Colonial revisionism in Austria?
These excerpts from Ross’s 1927 book Die erwachende Sphinx deserve special attention as contextual material for two reasons: it is a unique publication in view of tabooing the colonial discourse in Austria, and in contrast to the claim of the editors, it is not an analogous but a revised reprint.
The Volksblatt für Stadt und Land, a Viennese popular illustrated tabloid weekly, was not one of Ross’s main platforms. Nonetheless, on the occasion of the screenings of Ross’s African travelogues, and similar to the marketing strategies in other press organs, the magazine made publicity for Ross by printing chapter 42 and 43 from Die erwachende Sphinx.1 For an Austrian periodical it seemed a curious decision to pick the sections on German colonial politics instead of more palatable topics in social democratic-ruled Vienna, such as the lectures by Ross’s proxy speaker Paul Schebesta on the economic exploitation of Africa’s black populations (see The weak white).

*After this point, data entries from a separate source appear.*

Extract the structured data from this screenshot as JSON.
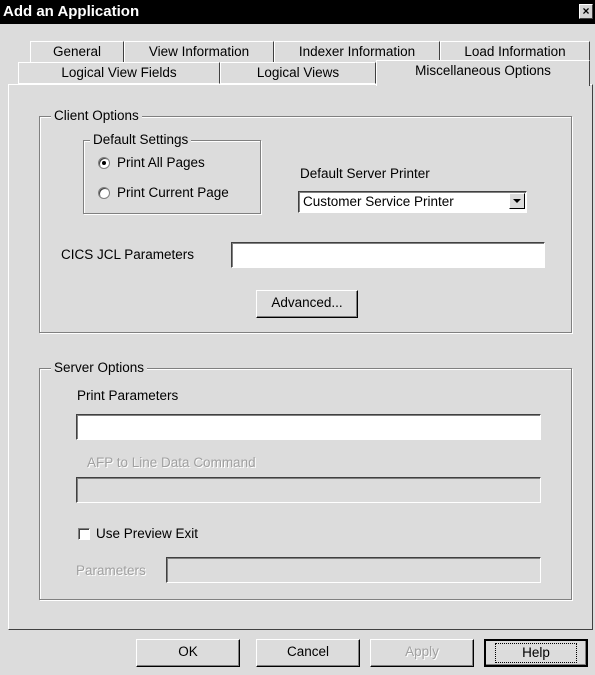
{
  "window": {
    "title": "Add an Application",
    "close_glyph": "×"
  },
  "tabs_row1": [
    {
      "label": "General"
    },
    {
      "label": "View Information"
    },
    {
      "label": "Indexer Information"
    },
    {
      "label": "Load Information"
    }
  ],
  "tabs_row2": [
    {
      "label": "Logical View Fields"
    },
    {
      "label": "Logical Views"
    },
    {
      "label": "Miscellaneous Options",
      "active": true
    }
  ],
  "client_options": {
    "legend": "Client Options",
    "default_settings": {
      "legend": "Default Settings",
      "options": [
        {
          "label": "Print All Pages",
          "selected": true
        },
        {
          "label": "Print Current Page",
          "selected": false
        }
      ]
    },
    "default_server_printer": {
      "label": "Default Server Printer",
      "value": "Customer Service Printer"
    },
    "cics_jcl": {
      "label": "CICS JCL Parameters",
      "value": ""
    },
    "advanced_button": "Advanced..."
  },
  "server_options": {
    "legend": "Server Options",
    "print_parameters": {
      "label": "Print Parameters",
      "value": ""
    },
    "afp_command": {
      "label": "AFP to Line Data Command",
      "value": "",
      "enabled": false
    },
    "use_preview_exit": {
      "label": "Use Preview Exit",
      "checked": false
    },
    "parameters": {
      "label": "Parameters",
      "value": "",
      "enabled": false
    }
  },
  "buttons": {
    "ok": "OK",
    "cancel": "Cancel",
    "apply": "Apply",
    "help": "Help"
  }
}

The conservative and increasingly anti-Semitic Reichspost of Vienna, which leaned heavily toward Christian social politics, announced the premiere of the film Die erwachende Sphinx with skepticism and criticized German revisionist claims.2 It is all the more curious, therefore, that the Volksblatt für Stadt und Land modified certain paragraphs. It did not moderate their revanchism, but deleted Ross’s statements that put the general revanchist claims into perspective. As well it eliminated Ross’s objections to the racist aspirations of current colonial forces. This publication strategy may be seen as evidence for the strong, albeit latent, presence of right-wing and anti-modernist ideas before 1934 in Austria and its links to Germany (such as the so-called Anschlussgedanke and, certainly, colonialism).3
Colin Ross. Verlorenes Land. Eine Fahrt durch das ehemalige Deutsch-Ostafrika. Volksblatt für Stadt und Land. Jg. 59, Nr. 22. 1928 May 27; 5-6.
Case: Speaking engagements
1 See Library.
2 See Anonymous. Neue Filme. Reichspost. 1927 Dec 16; 34 (343): 11, where the journalist, on the authority of Ufa’s Foreign Service but without having seen the film, assumes that “it must be a propaganda film for the purpose of the restitution of the colonies”. See Library.
3 See, for instance, Klaus Amann. Staatsfiktionen. Bilder eines künftigen Österreichs in der Wiener Wochenschrift Der Friede. In. Die Dichter und die Politik. Essays zur österreichischen Literatur nach 1918. Wien: Ed. Falter; Deuticke; 1992; 15-30.